Early figures from Britain’s biggest retailer, Tesco, suggest the levy is succeeding in its aim of drastically reducing usage of single-use carrier bags, 7.6 billion of which were handed out by major English supermarkets last year alone.

In the month after the Government introduced the 5p charge on October 5, customers at Tesco stores used 78 per cent fewer single-use carrier bags, the retail giant told the Telegraph.

The reduction is even greater than the supermarket itself had expected and in line with the top-end of the Government’s estimates of the impact of the levy, the proceeds of which – less VAT – are to be given to good causes.

Rory Stewart, the environment minister, said he was “delighted” by the figures which showed “the 5p plastic bag charge is starting to have a real impact and is raising thousands for good causes”.

“Cutting the number of plastic bags we use is a small but vital step in reducing plastic waste. It will not only tidy up our towns and countryside, it will also help protect our precious beaches and sea life,” he said.

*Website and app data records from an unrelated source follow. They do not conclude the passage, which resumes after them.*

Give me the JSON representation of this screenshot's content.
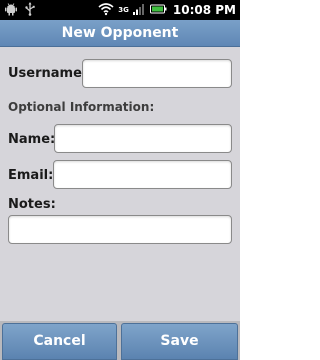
{
  "status_bar": {
    "network_label": "3G",
    "time": "10:08 PM"
  },
  "icons": {
    "android": "android-icon",
    "usb": "usb-icon",
    "wifi": "wifi-icon",
    "signal": "signal-icon",
    "battery": "battery-icon"
  },
  "title_bar": {
    "title": "New Opponent"
  },
  "form": {
    "username_label": "Username:",
    "username_value": "",
    "optional_section_label": "Optional Information:",
    "name_label": "Name:",
    "name_value": "",
    "email_label": "Email:",
    "email_value": "",
    "notes_label": "Notes:",
    "notes_value": ""
  },
  "buttons": {
    "cancel_label": "Cancel",
    "save_label": "Save"
  },
  "colors": {
    "accent": "#6a91bd",
    "background": "#d6d5da"
  }
}
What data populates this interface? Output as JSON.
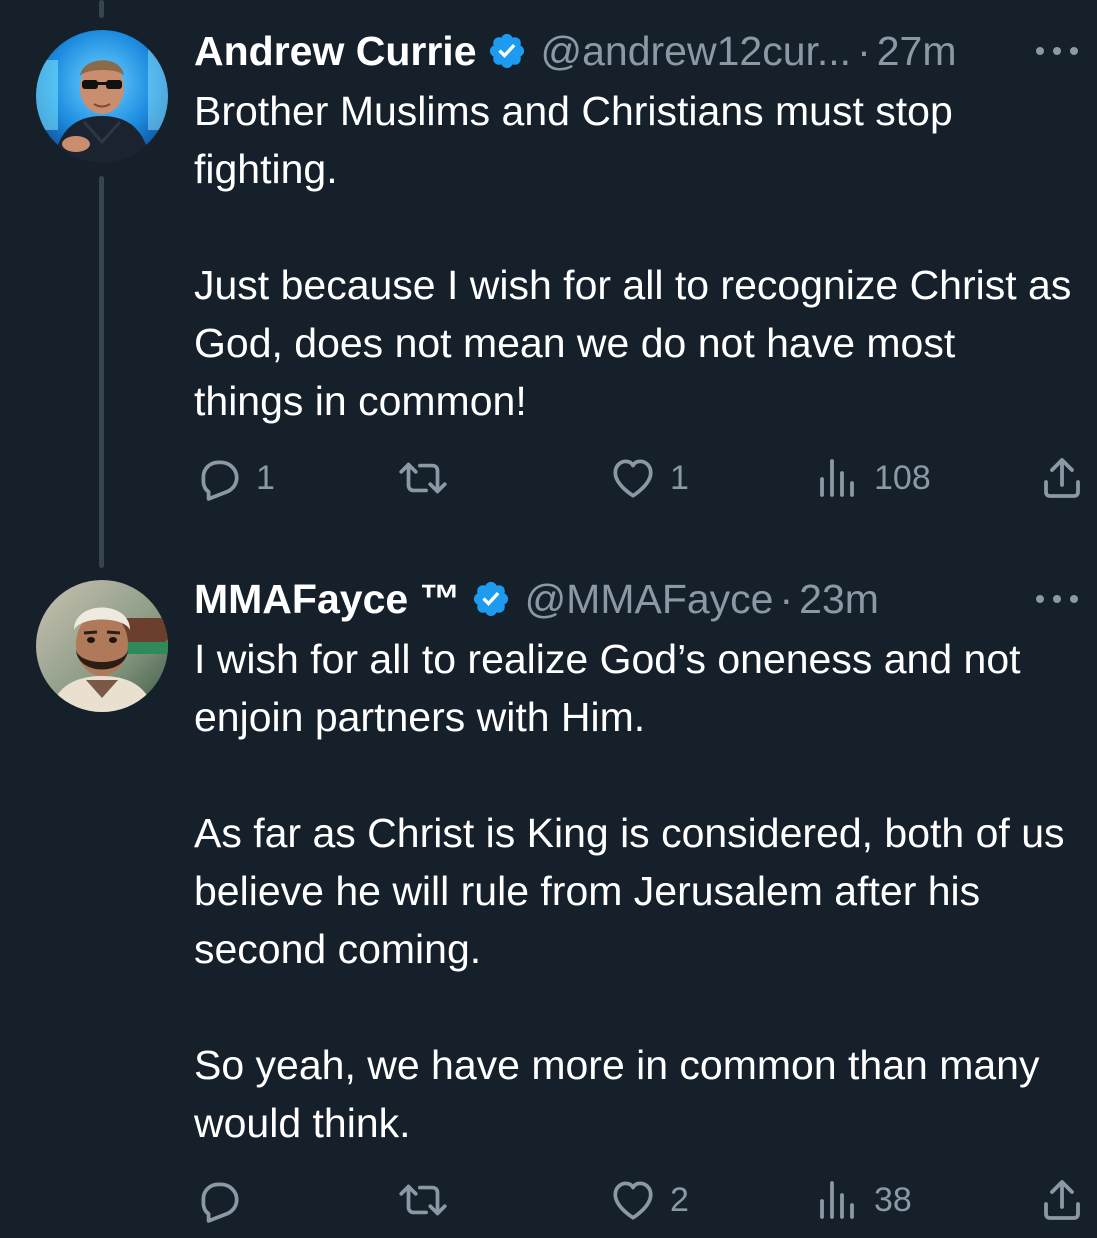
{
  "colors": {
    "background": "#15202b",
    "text_primary": "#ffffff",
    "text_secondary": "#8b98a5",
    "verified_badge": "#1d9bf0",
    "thread_line": "#38444d"
  },
  "tweets": [
    {
      "name": "Andrew Currie",
      "handle": "@andrew12cur...",
      "separator": "·",
      "time": "27m",
      "verified_icon": "verified-badge-icon",
      "more_icon": "more-dots-icon",
      "avatar_icon": "avatar",
      "paragraphs": [
        "Brother Muslims and Christians must stop fighting.",
        "Just because I wish for all to recognize Christ as God, does not mean we do not have most things in common!"
      ],
      "actions": {
        "reply": {
          "icon": "reply-icon",
          "count": "1"
        },
        "retweet": {
          "icon": "retweet-icon",
          "count": ""
        },
        "like": {
          "icon": "heart-icon",
          "count": "1"
        },
        "views": {
          "icon": "views-icon",
          "count": "108"
        },
        "share": {
          "icon": "share-icon"
        }
      }
    },
    {
      "name": "MMAFayce ™",
      "handle": "@MMAFayce",
      "separator": "·",
      "time": "23m",
      "verified_icon": "verified-badge-icon",
      "more_icon": "more-dots-icon",
      "avatar_icon": "avatar",
      "paragraphs": [
        "I wish for all to realize God’s oneness and not enjoin partners with Him.",
        "As far as Christ is King is considered, both of us believe he will rule from Jerusalem after his second coming.",
        "So yeah, we have more in common than many would think."
      ],
      "actions": {
        "reply": {
          "icon": "reply-icon",
          "count": ""
        },
        "retweet": {
          "icon": "retweet-icon",
          "count": ""
        },
        "like": {
          "icon": "heart-icon",
          "count": "2"
        },
        "views": {
          "icon": "views-icon",
          "count": "38"
        },
        "share": {
          "icon": "share-icon"
        }
      }
    }
  ]
}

Tesco declined to say how many 5p bags had been bought from its stores, but its market share suggests it is likely to have handed out in excess of 2 billion single-use carrier bags in 2014 – or about 200 million bags a month.

Given the near-80 per cent drop in bag use, this implies customers in its stores may have paid for almost 50 million 5p bags in the first month since the charge came in.

Tesco said it has also seen a 50 per cent increase in the proportion of online shoppers selecting ‘bagless’ deliveries.
Rebecca Shelley, Tesco’s group communications director, said the charge had “clearly had a huge impact”.

A spokesman for the company said it was on track for its 5p bag sales to deliver £30 million to charity over the year, and appealed for charities and community groups to apply for grants.

Although it is too early to tell whether the impact seen by Tesco will be sustained and replicated at other retailers, the figures are in line with those reported following the introduction of charges in Wales and Scotland.

In Wales there was a 79 per cent drop in the number of plastic bags taken in the first three years following the charge coming into effect in 2011. Scotland, which introduced the charge in October last year and has also reported an 80 per cent drop , while the number of ‘bags for life’ used quadrupled.

(The Telegraph)